+++ Record extracts

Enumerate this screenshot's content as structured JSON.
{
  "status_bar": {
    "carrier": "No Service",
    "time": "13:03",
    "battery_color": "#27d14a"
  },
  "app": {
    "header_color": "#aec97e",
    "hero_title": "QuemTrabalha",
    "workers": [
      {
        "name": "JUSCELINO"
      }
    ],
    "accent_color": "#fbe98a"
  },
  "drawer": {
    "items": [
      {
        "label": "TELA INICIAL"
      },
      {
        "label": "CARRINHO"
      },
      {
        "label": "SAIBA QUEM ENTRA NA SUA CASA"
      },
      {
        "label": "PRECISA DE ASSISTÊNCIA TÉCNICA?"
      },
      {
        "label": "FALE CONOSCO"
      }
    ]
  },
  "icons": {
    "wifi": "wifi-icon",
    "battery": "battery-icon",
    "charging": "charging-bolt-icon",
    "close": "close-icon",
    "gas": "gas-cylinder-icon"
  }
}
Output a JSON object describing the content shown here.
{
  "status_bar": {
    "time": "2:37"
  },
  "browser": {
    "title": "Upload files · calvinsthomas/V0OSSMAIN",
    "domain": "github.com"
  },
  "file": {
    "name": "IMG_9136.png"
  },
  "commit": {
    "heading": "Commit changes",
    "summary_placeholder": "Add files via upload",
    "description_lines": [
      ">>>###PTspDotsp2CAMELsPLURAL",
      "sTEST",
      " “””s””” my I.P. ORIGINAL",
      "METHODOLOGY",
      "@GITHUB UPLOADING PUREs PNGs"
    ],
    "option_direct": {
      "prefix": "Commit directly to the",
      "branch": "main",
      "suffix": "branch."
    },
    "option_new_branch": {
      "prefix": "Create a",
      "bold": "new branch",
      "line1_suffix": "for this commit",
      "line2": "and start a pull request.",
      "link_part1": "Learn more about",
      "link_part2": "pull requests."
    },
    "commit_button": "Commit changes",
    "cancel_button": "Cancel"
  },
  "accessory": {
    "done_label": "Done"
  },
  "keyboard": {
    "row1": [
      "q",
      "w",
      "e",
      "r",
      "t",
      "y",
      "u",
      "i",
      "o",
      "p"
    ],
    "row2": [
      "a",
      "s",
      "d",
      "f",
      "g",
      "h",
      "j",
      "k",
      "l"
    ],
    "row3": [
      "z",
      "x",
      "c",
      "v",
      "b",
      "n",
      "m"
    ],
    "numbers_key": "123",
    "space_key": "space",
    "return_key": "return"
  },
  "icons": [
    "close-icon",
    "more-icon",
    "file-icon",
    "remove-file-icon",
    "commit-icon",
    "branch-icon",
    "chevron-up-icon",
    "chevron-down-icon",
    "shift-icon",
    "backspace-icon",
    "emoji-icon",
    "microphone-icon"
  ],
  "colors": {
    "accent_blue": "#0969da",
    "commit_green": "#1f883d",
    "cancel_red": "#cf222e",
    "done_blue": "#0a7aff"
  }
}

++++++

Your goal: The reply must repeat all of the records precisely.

Response to the exercise:
Enumerate this screenshot's content as structured JSON.
{
  "status_bar": {
    "carrier": "No Service",
    "time": "13:03",
    "battery_color": "#27d14a"
  },
  "app": {
    "header_color": "#aec97e",
    "hero_title": "QuemTrabalha",
    "workers": [
      {
        "name": "JUSCELINO"
      }
    ],
    "accent_color": "#fbe98a"
  },
  "drawer": {
    "items": [
      {
        "label": "TELA INICIAL"
      },
      {
        "label": "CARRINHO"
      },
      {
        "label": "SAIBA QUEM ENTRA NA SUA CASA"
      },
      {
        "label": "PRECISA DE ASSISTÊNCIA TÉCNICA?"
      },
      {
        "label": "FALE CONOSCO"
      }
    ]
  },
  "icons": {
    "wifi": "wifi-icon",
    "battery": "battery-icon",
    "charging": "charging-bolt-icon",
    "close": "close-icon",
    "gas": "gas-cylinder-icon"
  }
}
Output a JSON object describing the content shown here.
{
  "status_bar": {
    "time": "2:37"
  },
  "browser": {
    "title": "Upload files · calvinsthomas/V0OSSMAIN",
    "domain": "github.com"
  },
  "file": {
    "name": "IMG_9136.png"
  },
  "commit": {
    "heading": "Commit changes",
    "summary_placeholder": "Add files via upload",
    "description_lines": [
      ">>>###PTspDotsp2CAMELsPLURAL",
      "sTEST",
      " “””s””” my I.P. ORIGINAL",
      "METHODOLOGY",
      "@GITHUB UPLOADING PUREs PNGs"
    ],
    "option_direct": {
      "prefix": "Commit directly to the",
      "branch": "main",
      "suffix": "branch."
    },
    "option_new_branch": {
      "prefix": "Create a",
      "bold": "new branch",
      "line1_suffix": "for this commit",
      "line2": "and start a pull request.",
      "link_part1": "Learn more about",
      "link_part2": "pull requests."
    },
    "commit_button": "Commit changes",
    "cancel_button": "Cancel"
  },
  "accessory": {
    "done_label": "Done"
  },
  "keyboard": {
    "row1": [
      "q",
      "w",
      "e",
      "r",
      "t",
      "y",
      "u",
      "i",
      "o",
      "p"
    ],
    "row2": [
      "a",
      "s",
      "d",
      "f",
      "g",
      "h",
      "j",
      "k",
      "l"
    ],
    "row3": [
      "z",
      "x",
      "c",
      "v",
      "b",
      "n",
      "m"
    ],
    "numbers_key": "123",
    "space_key": "space",
    "return_key": "return"
  },
  "icons": [
    "close-icon",
    "more-icon",
    "file-icon",
    "remove-file-icon",
    "commit-icon",
    "branch-icon",
    "chevron-up-icon",
    "chevron-down-icon",
    "shift-icon",
    "backspace-icon",
    "emoji-icon",
    "microphone-icon"
  ],
  "colors": {
    "accent_blue": "#0969da",
    "commit_green": "#1f883d",
    "cancel_red": "#cf222e",
    "done_blue": "#0a7aff"
  }
}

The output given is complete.